Over 5,500 writers working in a wide range of fields responded to the ALCS survey which was carried out by CREATe; that is more than double the number of respondents who participated in ALCS’s previous research into author earnings in 2013, and a higher number than the combined total of those who participated in 2005 and 2013. More detailed findings from the research will be published later in 2018.

Commenting on the findings of the latest ALCS research Tony Bradman, children’s writer and chair of the ALCS Board, said:

“The results of this third ALCS survey into author earnings confirm what most writers know only too well – that incomes continue to decline, and that it is harder than ever to make a living as a professional writer. Given the enormous contribution that the work of UK writers makes to the success of our world-leading creative industries, the ALCS research calls starkly into question the extent to which we value that work. Without writers, our country and our culture would be poorer in every imaginable way and so we must ensure that we give writers as favourable an environment in which to make a living as possible”.

Editor’s Notes

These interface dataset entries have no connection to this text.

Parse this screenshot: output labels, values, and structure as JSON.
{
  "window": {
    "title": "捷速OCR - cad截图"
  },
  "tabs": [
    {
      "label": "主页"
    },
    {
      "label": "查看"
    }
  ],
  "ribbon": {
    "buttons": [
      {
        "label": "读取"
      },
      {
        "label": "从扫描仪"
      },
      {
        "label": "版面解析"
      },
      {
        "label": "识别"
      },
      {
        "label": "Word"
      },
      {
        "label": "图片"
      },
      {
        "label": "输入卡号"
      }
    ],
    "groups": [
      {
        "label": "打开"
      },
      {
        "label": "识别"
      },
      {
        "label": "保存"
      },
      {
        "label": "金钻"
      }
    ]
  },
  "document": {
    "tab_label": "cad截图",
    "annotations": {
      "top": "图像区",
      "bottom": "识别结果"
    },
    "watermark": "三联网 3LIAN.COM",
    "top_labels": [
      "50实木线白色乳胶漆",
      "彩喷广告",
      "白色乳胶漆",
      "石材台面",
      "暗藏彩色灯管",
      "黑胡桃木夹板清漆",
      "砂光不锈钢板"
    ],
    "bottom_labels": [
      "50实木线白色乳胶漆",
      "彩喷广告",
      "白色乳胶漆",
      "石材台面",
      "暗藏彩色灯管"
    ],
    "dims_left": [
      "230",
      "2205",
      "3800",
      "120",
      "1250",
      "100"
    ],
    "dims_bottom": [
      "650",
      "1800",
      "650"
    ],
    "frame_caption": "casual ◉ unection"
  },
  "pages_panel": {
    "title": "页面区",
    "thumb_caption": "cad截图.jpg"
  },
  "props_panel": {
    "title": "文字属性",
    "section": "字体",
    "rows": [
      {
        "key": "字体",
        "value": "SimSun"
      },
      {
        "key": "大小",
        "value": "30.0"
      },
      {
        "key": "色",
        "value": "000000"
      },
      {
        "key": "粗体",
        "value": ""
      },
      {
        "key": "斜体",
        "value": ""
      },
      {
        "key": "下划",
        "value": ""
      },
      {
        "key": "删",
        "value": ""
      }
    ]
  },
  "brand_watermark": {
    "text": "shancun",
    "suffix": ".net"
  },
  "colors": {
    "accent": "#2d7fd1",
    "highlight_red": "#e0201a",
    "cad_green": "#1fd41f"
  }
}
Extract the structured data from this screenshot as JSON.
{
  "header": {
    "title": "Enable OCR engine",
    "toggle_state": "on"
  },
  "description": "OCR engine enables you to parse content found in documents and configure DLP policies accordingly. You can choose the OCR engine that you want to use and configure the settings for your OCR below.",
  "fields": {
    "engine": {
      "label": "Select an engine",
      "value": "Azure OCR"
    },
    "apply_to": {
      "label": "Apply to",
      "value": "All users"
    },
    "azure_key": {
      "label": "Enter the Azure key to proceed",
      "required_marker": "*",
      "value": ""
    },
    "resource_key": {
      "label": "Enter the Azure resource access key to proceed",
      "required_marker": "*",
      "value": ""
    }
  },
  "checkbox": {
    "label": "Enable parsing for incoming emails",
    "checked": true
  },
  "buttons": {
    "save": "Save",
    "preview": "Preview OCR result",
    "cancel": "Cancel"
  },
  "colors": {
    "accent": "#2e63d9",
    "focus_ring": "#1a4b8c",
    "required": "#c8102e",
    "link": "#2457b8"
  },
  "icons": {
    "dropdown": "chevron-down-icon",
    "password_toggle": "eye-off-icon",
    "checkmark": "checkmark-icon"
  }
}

All types of writer were invited to take part in the latest ALCS research to help paint an accurate picture of how authors really earn their money from writing today. 5,523 writers responded.
“Professional writers” are those who dedicate over half their time to writing.
“All writers” are a wider group where the time they spend writing is not taken into account, so this group may include occasional and part-time writers.
55% of the respondents were men, 44% were women, and 1% preferred not to state their gender.
19% of respondents were aged 44 or under, 48% were aged between 45-64, and 34% were aged 65 or over.
ALCS has commissioned two previous independent surveys into the earnings of writers reported in: What Are Words Worth? in 2007 and What Are Words Worth Now? in 2014.